“…what’s going on here is the attempt to argue that there is now a leader at Planned Parenthood whose expertise and authority is medical. Now, this is a huge development because it tells us just how the pro-abortion movement thinks it’s going to have to redirect its argument. Increasingly, as we have tracked, there is the effort to stop talking about abortion as abortion and instead to try to redefine abortion as part of reproductive health. There is no better or perhaps more sinister way to rebrand Planned Parenthood or at least to attempt to do so than by naming a doctor as the head of Planned Parenthood in order to try to say over and over again, this really isn’t about killing babies, this about reproductive health.

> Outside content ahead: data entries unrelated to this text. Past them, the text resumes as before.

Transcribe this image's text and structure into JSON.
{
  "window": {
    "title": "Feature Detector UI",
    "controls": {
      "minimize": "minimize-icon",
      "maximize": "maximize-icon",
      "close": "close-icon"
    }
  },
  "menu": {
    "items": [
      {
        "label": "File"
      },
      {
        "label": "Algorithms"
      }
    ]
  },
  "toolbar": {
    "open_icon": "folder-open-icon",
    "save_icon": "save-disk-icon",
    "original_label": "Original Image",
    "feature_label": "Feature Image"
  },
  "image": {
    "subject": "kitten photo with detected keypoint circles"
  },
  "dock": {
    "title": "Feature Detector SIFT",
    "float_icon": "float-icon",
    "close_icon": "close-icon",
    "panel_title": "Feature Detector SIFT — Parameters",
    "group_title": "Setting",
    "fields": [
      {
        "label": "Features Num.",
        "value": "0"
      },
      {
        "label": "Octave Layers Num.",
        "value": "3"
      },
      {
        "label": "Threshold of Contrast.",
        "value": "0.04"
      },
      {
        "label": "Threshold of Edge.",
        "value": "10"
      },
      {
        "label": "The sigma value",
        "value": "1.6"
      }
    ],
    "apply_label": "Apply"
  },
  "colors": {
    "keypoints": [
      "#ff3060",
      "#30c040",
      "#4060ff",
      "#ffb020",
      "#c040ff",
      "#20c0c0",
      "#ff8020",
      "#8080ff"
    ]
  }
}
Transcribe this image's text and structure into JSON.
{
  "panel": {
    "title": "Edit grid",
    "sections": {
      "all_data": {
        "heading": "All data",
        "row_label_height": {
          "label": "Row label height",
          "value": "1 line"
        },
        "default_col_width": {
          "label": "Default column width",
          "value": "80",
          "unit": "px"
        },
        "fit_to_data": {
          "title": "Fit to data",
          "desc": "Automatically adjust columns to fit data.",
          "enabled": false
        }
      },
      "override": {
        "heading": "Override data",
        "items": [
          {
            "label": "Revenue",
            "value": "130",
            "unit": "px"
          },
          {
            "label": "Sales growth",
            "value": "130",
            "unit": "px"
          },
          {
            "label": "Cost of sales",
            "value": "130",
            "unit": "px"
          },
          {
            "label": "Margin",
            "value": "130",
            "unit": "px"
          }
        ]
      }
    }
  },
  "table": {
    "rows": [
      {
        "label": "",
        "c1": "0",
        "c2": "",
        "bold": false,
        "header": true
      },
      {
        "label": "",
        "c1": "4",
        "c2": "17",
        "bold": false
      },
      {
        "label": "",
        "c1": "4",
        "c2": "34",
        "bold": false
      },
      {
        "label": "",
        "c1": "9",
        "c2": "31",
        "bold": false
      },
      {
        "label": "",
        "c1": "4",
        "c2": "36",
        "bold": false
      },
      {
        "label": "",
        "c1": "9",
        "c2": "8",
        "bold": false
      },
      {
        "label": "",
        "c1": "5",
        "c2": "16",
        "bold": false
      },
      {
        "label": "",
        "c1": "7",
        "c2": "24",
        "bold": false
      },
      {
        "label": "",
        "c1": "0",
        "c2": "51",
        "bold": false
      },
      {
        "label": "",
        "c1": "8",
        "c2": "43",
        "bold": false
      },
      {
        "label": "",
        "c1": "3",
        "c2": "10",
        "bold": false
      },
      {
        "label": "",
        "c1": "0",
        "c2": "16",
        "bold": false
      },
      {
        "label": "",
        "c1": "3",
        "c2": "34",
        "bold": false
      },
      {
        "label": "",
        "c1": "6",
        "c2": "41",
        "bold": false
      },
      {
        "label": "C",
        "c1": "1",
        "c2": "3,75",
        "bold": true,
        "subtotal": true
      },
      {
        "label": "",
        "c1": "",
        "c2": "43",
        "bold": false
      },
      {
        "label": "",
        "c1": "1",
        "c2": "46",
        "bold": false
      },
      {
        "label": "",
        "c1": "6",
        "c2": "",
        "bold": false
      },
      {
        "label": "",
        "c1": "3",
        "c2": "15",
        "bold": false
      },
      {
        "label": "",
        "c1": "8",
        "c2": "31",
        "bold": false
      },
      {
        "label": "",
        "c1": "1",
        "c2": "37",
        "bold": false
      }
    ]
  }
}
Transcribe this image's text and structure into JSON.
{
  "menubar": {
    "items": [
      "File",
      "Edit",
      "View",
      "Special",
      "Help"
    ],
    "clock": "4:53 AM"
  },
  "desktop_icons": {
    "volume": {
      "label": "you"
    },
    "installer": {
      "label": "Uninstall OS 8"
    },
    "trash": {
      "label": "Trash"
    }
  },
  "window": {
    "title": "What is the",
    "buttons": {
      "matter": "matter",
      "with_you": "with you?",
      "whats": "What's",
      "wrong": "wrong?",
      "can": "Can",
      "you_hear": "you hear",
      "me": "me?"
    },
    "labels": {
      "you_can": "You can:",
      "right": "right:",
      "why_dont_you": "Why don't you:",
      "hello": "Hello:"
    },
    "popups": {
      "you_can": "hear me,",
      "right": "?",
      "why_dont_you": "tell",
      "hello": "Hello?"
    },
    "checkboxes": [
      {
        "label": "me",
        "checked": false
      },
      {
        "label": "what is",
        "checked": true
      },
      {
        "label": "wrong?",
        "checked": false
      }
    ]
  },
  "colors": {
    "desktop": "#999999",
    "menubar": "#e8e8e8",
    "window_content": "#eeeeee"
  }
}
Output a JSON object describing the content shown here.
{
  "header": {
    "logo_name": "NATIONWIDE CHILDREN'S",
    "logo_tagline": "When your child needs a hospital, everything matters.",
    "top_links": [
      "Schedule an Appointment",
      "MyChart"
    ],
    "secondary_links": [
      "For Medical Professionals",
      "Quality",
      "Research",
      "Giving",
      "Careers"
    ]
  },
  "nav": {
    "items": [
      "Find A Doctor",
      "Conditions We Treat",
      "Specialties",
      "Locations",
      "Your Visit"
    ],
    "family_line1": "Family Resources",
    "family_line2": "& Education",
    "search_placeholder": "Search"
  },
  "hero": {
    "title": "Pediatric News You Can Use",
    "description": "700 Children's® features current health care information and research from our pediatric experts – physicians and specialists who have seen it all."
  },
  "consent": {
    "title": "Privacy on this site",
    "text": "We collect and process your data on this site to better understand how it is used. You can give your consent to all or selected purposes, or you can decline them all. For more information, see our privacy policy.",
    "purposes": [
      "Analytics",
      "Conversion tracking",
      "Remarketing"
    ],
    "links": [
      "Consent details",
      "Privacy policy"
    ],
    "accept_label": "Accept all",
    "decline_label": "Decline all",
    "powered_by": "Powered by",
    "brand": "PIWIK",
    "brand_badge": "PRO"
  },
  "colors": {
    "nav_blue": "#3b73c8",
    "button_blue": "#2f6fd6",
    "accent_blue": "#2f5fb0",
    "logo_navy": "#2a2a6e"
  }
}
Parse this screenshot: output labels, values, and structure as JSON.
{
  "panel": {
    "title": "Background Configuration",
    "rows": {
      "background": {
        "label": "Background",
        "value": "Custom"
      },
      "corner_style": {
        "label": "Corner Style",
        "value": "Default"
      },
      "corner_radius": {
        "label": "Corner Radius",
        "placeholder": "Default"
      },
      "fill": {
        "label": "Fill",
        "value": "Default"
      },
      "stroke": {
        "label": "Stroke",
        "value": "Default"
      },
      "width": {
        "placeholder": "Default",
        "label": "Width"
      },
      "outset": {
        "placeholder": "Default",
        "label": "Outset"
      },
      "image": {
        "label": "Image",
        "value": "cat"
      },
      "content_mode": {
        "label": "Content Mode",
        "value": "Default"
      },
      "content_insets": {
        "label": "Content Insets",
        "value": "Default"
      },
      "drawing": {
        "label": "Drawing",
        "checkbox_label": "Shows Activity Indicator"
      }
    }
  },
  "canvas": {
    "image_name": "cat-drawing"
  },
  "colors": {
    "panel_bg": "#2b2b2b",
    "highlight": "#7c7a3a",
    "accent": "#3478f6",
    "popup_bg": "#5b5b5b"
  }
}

I reiterate, the saddest and most foolish philosophy involving those who favor abortion is how they view the process of human birth as a “reproductive right” without any consent to a sovereign Creator, the Author of Life. I appreciate Mohler addressing this recent change at Planned Parenthood.

  1. Mohler on hurricane commentary

As everyone is aware of Hurricane Florence having a major effect on the east coast, Mohler reported in the Friday Briefing about commentators bringing up the issue of climate change as it relates to this natural disaster:

“I am not denying the reality of climate change… There are serious questions to ask about the degree to which human beings might actually be contributing to it. I’m not denying that there is a human contribution to this kind of climate change. I am saying that is not so simple as the ideologues would have us to think. Furthermore, there is no adequate human understanding of exactly how the climate works. It is interesting to note that when this storm reached category four, the explanation was made by many that this is all due to climate change. When it slowed, there did not appear to be an adequate explanation of how that system of causality would explain what happened over the next couple of days.”

May God protect those who are affected by Hurricane Florence.